Back to Basics
Entrepreneurial people will join a franchise and immediately start thinking of ways of doing things "better." Soon they will have the perception that they are smarter than the franchisor.
"Your systems are antiquated and make no sense. I've developed an entire new system that will revolutionize this franchise!” Cut to six months later and they end up closing their door. There is a reason a zee buys into a proven system. When a zee veers from the system and moves away from what made the franchise a success, they fail nearly 100 percent of the time. A big part of a zors job is to keep zees focused and following the system.
Focus on financials
Most zees don't like to spend time on analyzing data. Sales and marketing are more fun, but you need to have a firm financial foundation as part of your culture. We share sales results for every franchise in a monthly report that the zees get very competitive about.
But that only tells part of the story. We have an Annual Financial Benchmarking Survey that we have made a core part of our operations program. Knowing what your key profit indicators (KPIs) are is critical. We have a dashboard on our intranet system that allows zees to monitor their KPIs and run their own customizable report 24/7.
At our annual company conference, we have awards for top KPIs and make our benchmarks a criteria in winning any award. Financials are your zees’ road map and you need to make them part of your culture.
Get fresh perspective
For seven years we have participated in the Franchise Business Review survey program. This is a third-party survey for our franchisees asking them direct questions about their overall satisfaction. The survey results provide us feedback to improve franchisee satisfaction and validation. Last year Franchise Business Review and Zoracle Profiles teamed up on a first-ever cross-vertical franchisee performance research project.
More than 500 top-performing franchisees participated.
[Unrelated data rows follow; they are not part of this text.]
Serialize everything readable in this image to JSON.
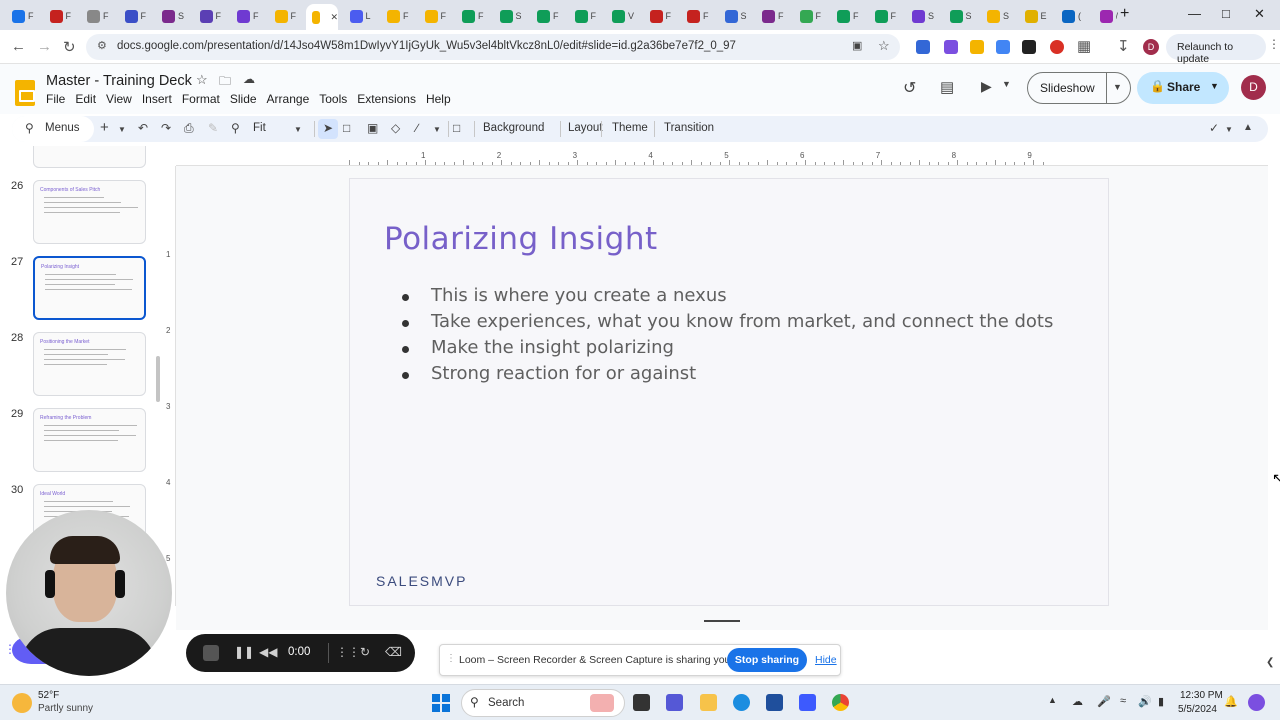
{
  "browser": {
    "tabs": [
      {
        "label": "F",
        "color": "#1a73e8"
      },
      {
        "label": "F",
        "color": "#c5221f"
      },
      {
        "label": "F",
        "color": "#888888"
      },
      {
        "label": "F",
        "color": "#3b4fc7"
      },
      {
        "label": "S",
        "color": "#7b2a8c"
      },
      {
        "label": "F",
        "color": "#5b3fb4"
      },
      {
        "label": "F",
        "color": "#6f3ad1"
      },
      {
        "label": "F",
        "color": "#f4b400"
      },
      {
        "label": "",
        "color": "#f4b400"
      },
      {
        "label": "L",
        "color": "#4b5cf0"
      },
      {
        "label": "F",
        "color": "#f4b400"
      },
      {
        "label": "F",
        "color": "#f4b400"
      },
      {
        "label": "F",
        "color": "#0f9d58"
      },
      {
        "label": "S",
        "color": "#0f9d58"
      },
      {
        "label": "F",
        "color": "#0f9d58"
      },
      {
        "label": "F",
        "color": "#0f9d58"
      },
      {
        "label": "V",
        "color": "#0f9d58"
      },
      {
        "label": "F",
        "color": "#c5221f"
      },
      {
        "label": "F",
        "color": "#c5221f"
      },
      {
        "label": "S",
        "color": "#3367d6"
      },
      {
        "label": "F",
        "color": "#7b2a8c"
      },
      {
        "label": "F",
        "color": "#34a853"
      },
      {
        "label": "F",
        "color": "#0f9d58"
      },
      {
        "label": "F",
        "color": "#0f9d58"
      },
      {
        "label": "S",
        "color": "#6f3ad1"
      },
      {
        "label": "S",
        "color": "#0f9d58"
      },
      {
        "label": "S",
        "color": "#f4b400"
      },
      {
        "label": "E",
        "color": "#e0b000"
      },
      {
        "label": "(",
        "color": "#0a66c2"
      },
      {
        "label": "/",
        "color": "#9c27b0"
      }
    ],
    "url": "docs.google.com/presentation/d/14Jso4W58m1DwIyvY1IjGyUk_Wu5v3el4bltVkcz8nL0/edit#slide=id.g2a36be7e7f2_0_97",
    "relaunch_label": "Relaunch to update",
    "profile_letter": "D"
  },
  "docs": {
    "title": "Master - Training Deck",
    "menus": [
      "File",
      "Edit",
      "View",
      "Insert",
      "Format",
      "Slide",
      "Arrange",
      "Tools",
      "Extensions",
      "Help"
    ],
    "slideshow_label": "Slideshow",
    "share_label": "Share",
    "user_letter": "D"
  },
  "toolbar": {
    "menus_label": "Menus",
    "zoom_label": "Fit",
    "background_label": "Background",
    "layout_label": "Layout",
    "theme_label": "Theme",
    "transition_label": "Transition"
  },
  "filmstrip": {
    "slides": [
      {
        "number": "26",
        "title": "Components of Sales Pitch",
        "active": false
      },
      {
        "number": "27",
        "title": "Polarizing Insight",
        "active": true
      },
      {
        "number": "28",
        "title": "Positioning the Market",
        "active": false
      },
      {
        "number": "29",
        "title": "Reframing the Problem",
        "active": false
      },
      {
        "number": "30",
        "title": "Ideal World",
        "active": false
      }
    ]
  },
  "rulers": {
    "horizontal": [
      "1",
      "2",
      "3",
      "4",
      "5",
      "6",
      "7",
      "8",
      "9"
    ],
    "vertical": [
      "1",
      "2",
      "3",
      "4",
      "5"
    ]
  },
  "slide": {
    "title": "Polarizing Insight",
    "bullets": [
      "This is where you create a nexus",
      "Take experiences, what you know from market, and connect the dots",
      "Make the insight polarizing",
      "Strong reaction for or against"
    ],
    "logo_text": "SALESMVP"
  },
  "loom": {
    "time": "0:00",
    "banner_text": "Loom – Screen Recorder & Screen Capture is sharing your screen.",
    "stop_label": "Stop sharing",
    "hide_label": "Hide"
  },
  "taskbar": {
    "temperature": "52°F",
    "weather": "Partly sunny",
    "search_label": "Search",
    "time": "12:30 PM",
    "date": "5/5/2024"
  },
  "colors": {
    "accent": "#0b57d0",
    "slide_title": "#7760c9",
    "share_button": "#c2e7ff",
    "loom_blue": "#1a73e8"
  }
}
Research also included 1,500 randomly selected zees assessed on behalf of 72 franchise companies. Research showed strong statistical correlations between the values, core competencies, emotional intelligence, performance and satisfaction of franchisees.
What I found particularly interesting were the predictable patterns of franchisee demands, validation and performance when overlaid with psychometrics. If we can better understand these correlations and trends, we can prepare ourselves for the crises, challenges and opportunities of each stage of franchise growth.
Peter Drucker said it well: “You can’t manage what you don’t measure.” I would suggest we must measure and understand what’s most important – the human element of franchising.
Sell, sell, sell
Every new franchisee should go in with an exit strategy in place. There are times when being a franchisee is just a bad fit. It also could be time to move onto a new career path. When this happens, you need to have an aggressive re-sale structure in place. We have a franchise re-sale kit that we share with every franchise. We have several re-sale partners who work with zees to help them sell their franchises. Sunbelt has done a great job for us and they are our primary partner. Invariably bringing in a new zee who is energized and ready to hit the ground running becomes a win-win for everyone involved.
I have seen a zee in a certain market tell me "This concept just won't work in my market - people are different here." Then the new owner becomes Franchisee of the Year in the same market. Get aggressive and make re-sales a major part of your franchise sales process.
Operations is a difficult job, but it can be satisfying when you help save someone from closing and turn them into a superstar. For a system to survive and thrive, you need to be able to keep franchises up and running as long as possible.